__ACTIVITY__. Could you output the entire listing without altering anything?

+-------+

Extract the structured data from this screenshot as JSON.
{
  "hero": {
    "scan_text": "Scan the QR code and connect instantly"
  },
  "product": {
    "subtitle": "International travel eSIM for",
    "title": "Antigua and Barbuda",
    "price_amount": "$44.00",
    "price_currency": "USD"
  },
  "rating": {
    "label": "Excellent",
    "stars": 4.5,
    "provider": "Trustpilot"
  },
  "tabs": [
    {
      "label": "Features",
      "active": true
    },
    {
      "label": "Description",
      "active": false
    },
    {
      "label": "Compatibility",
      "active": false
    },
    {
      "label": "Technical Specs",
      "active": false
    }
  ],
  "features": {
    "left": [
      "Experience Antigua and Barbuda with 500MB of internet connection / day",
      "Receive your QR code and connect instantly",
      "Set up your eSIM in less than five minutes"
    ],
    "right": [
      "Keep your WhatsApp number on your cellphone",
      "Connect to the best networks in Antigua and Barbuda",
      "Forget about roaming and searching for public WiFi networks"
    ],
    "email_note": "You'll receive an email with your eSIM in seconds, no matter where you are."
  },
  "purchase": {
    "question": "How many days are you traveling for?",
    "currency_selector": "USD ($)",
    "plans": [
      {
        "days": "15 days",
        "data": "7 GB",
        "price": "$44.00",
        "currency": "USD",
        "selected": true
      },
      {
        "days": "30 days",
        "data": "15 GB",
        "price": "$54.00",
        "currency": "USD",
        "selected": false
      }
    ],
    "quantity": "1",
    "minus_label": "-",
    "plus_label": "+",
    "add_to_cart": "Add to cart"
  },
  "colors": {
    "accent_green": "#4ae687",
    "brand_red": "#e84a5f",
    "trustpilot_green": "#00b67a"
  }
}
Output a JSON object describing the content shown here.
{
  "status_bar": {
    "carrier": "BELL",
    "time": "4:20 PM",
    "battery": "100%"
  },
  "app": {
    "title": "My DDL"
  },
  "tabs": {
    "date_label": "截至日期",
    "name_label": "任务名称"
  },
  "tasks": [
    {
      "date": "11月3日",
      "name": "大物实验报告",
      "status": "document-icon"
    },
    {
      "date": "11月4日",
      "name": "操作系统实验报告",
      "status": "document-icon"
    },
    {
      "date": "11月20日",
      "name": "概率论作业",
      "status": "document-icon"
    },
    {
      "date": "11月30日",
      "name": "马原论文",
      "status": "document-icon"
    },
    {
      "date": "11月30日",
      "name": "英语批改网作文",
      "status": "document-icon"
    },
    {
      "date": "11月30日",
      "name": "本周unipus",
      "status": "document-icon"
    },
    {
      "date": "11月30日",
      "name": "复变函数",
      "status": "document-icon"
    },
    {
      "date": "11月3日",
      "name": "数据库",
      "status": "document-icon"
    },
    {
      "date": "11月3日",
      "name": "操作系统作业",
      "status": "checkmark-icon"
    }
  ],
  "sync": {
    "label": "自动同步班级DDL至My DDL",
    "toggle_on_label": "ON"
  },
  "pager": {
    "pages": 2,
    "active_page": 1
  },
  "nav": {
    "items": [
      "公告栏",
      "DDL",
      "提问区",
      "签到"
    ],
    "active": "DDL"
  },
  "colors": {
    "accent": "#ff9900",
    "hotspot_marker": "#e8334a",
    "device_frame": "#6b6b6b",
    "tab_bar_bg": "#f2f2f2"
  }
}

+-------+

__RESULT BELOW__.
Extract the structured data from this screenshot as JSON.
{
  "hero": {
    "scan_text": "Scan the QR code and connect instantly"
  },
  "product": {
    "subtitle": "International travel eSIM for",
    "title": "Antigua and Barbuda",
    "price_amount": "$44.00",
    "price_currency": "USD"
  },
  "rating": {
    "label": "Excellent",
    "stars": 4.5,
    "provider": "Trustpilot"
  },
  "tabs": [
    {
      "label": "Features",
      "active": true
    },
    {
      "label": "Description",
      "active": false
    },
    {
      "label": "Compatibility",
      "active": false
    },
    {
      "label": "Technical Specs",
      "active": false
    }
  ],
  "features": {
    "left": [
      "Experience Antigua and Barbuda with 500MB of internet connection / day",
      "Receive your QR code and connect instantly",
      "Set up your eSIM in less than five minutes"
    ],
    "right": [
      "Keep your WhatsApp number on your cellphone",
      "Connect to the best networks in Antigua and Barbuda",
      "Forget about roaming and searching for public WiFi networks"
    ],
    "email_note": "You'll receive an email with your eSIM in seconds, no matter where you are."
  },
  "purchase": {
    "question": "How many days are you traveling for?",
    "currency_selector": "USD ($)",
    "plans": [
      {
        "days": "15 days",
        "data": "7 GB",
        "price": "$44.00",
        "currency": "USD",
        "selected": true
      },
      {
        "days": "30 days",
        "data": "15 GB",
        "price": "$54.00",
        "currency": "USD",
        "selected": false
      }
    ],
    "quantity": "1",
    "minus_label": "-",
    "plus_label": "+",
    "add_to_cart": "Add to cart"
  },
  "colors": {
    "accent_green": "#4ae687",
    "brand_red": "#e84a5f",
    "trustpilot_green": "#00b67a"
  }
}
Output a JSON object describing the content shown here.
{
  "status_bar": {
    "carrier": "BELL",
    "time": "4:20 PM",
    "battery": "100%"
  },
  "app": {
    "title": "My DDL"
  },
  "tabs": {
    "date_label": "截至日期",
    "name_label": "任务名称"
  },
  "tasks": [
    {
      "date": "11月3日",
      "name": "大物实验报告",
      "status": "document-icon"
    },
    {
      "date": "11月4日",
      "name": "操作系统实验报告",
      "status": "document-icon"
    },
    {
      "date": "11月20日",
      "name": "概率论作业",
      "status": "document-icon"
    },
    {
      "date": "11月30日",
      "name": "马原论文",
      "status": "document-icon"
    },
    {
      "date": "11月30日",
      "name": "英语批改网作文",
      "status": "document-icon"
    },
    {
      "date": "11月30日",
      "name": "本周unipus",
      "status": "document-icon"
    },
    {
      "date": "11月30日",
      "name": "复变函数",
      "status": "document-icon"
    },
    {
      "date": "11月3日",
      "name": "数据库",
      "status": "document-icon"
    },
    {
      "date": "11月3日",
      "name": "操作系统作业",
      "status": "checkmark-icon"
    }
  ],
  "sync": {
    "label": "自动同步班级DDL至My DDL",
    "toggle_on_label": "ON"
  },
  "pager": {
    "pages": 2,
    "active_page": 1
  },
  "nav": {
    "items": [
      "公告栏",
      "DDL",
      "提问区",
      "签到"
    ],
    "active": "DDL"
  },
  "colors": {
    "accent": "#ff9900",
    "hotspot_marker": "#e8334a",
    "device_frame": "#6b6b6b",
    "tab_bar_bg": "#f2f2f2"
  }
}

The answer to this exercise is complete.